The Prince of Monte Carlo arrives with his daughter the Princess and a retinue of supernumeraries — out-of-work actors hired from the Theatre Monaco to play the part of nobles. We gather that he has reversed his fortunes by inventing a game called roulette. He has paid off his debts, hired the supernumeraries, and brought his daughter straight to Pfennig-Halbpfennig just in time.
Ludwig and the court reappear, with a lively can-can. The Princess is shocked and downcast when she discovers that Ludwig already has three Grand Duchesses. He tells her that he defeated Rudolph in a statutory duel, and assumed all of the former Grand Duke's responsibilities.

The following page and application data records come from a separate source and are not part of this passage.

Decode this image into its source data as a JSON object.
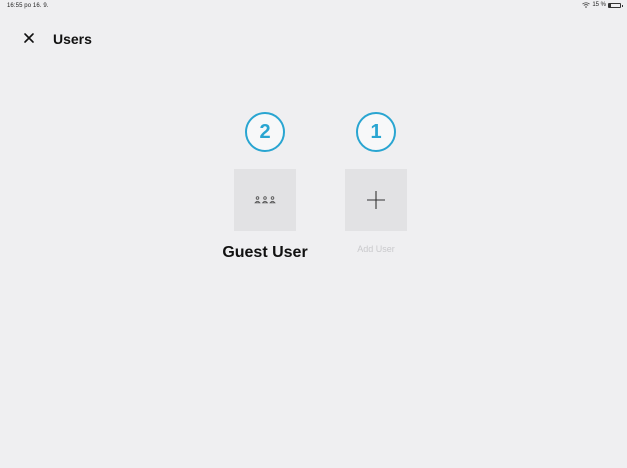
{
  "status_bar": {
    "time": "16:55  po 16. 9.",
    "battery_text": "15 %",
    "battery_level": 0.15
  },
  "header": {
    "title": "Users",
    "close_icon": "close-icon"
  },
  "users": [
    {
      "label": "Guest User",
      "badge": "2",
      "icon": "people-icon"
    },
    {
      "label": "Add User",
      "badge": "1",
      "icon": "plus-icon"
    }
  ],
  "colors": {
    "background": "#efeff1",
    "badge_accent": "#29a5d1",
    "tile_background": "#e2e2e4",
    "disabled_text": "#c9c9cc"
  }
}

She points out that her claim predates the Baroness von Krakenfeldt's, and Ludwig is therefore obliged to marry her.
Ludwig and the Princess are about to go off to yet another wedding party, when Ernest, Rudolph and Dr Tannhäuser burst in. The Notary reveals that the Act regulating statutory duels specifically lays down that the ace shall count as lowest, so Ludwig did not win, was never Grand Duke, and cannot have revived the act. Within seconds, the Act expires, returning Ludwig to the living. All dance off to get married — Rudolph and the Princess; Ernest and Julia; and Ludwig and Lisa.
The published vocal score for The Grand Duke was available within days of opening night, and it included all of the music performed at the premiere. Shortly thereafter, there were a number of substantial cuts, which were reflected in the published libretto. It is uncertain whether Sullivan (who was travelling abroad) agreed with these cuts, but the published vocal score was never revised. The libretto and vocal score have thus remained in disagreement.
The cuts involving the music included:
There is no standard performing version of The Grand Duke. While most companies that have produced The Grand Duke agree that the first-night version is too long, there is no established tradition about which cuts to make, if any, and most productions have attempted some reorganization or rewriting.
The 1976 D'Oyly Carte recording observed the original cuts in Act I, but restored the three deleted numbers from Act II.
Until the D'Oyly Carte Opera Company recorded this opera in 1976, it was unfamiliar to most fans of Gilbert and Sullivan. While the 1976 recording has been well-received, the 1973 recording by UMGASS, though an amateur recording, including dialogue, is admired. The BBC had broadcast the opera with an excellent cast and including dialogue in 1966, but they have never released the recording.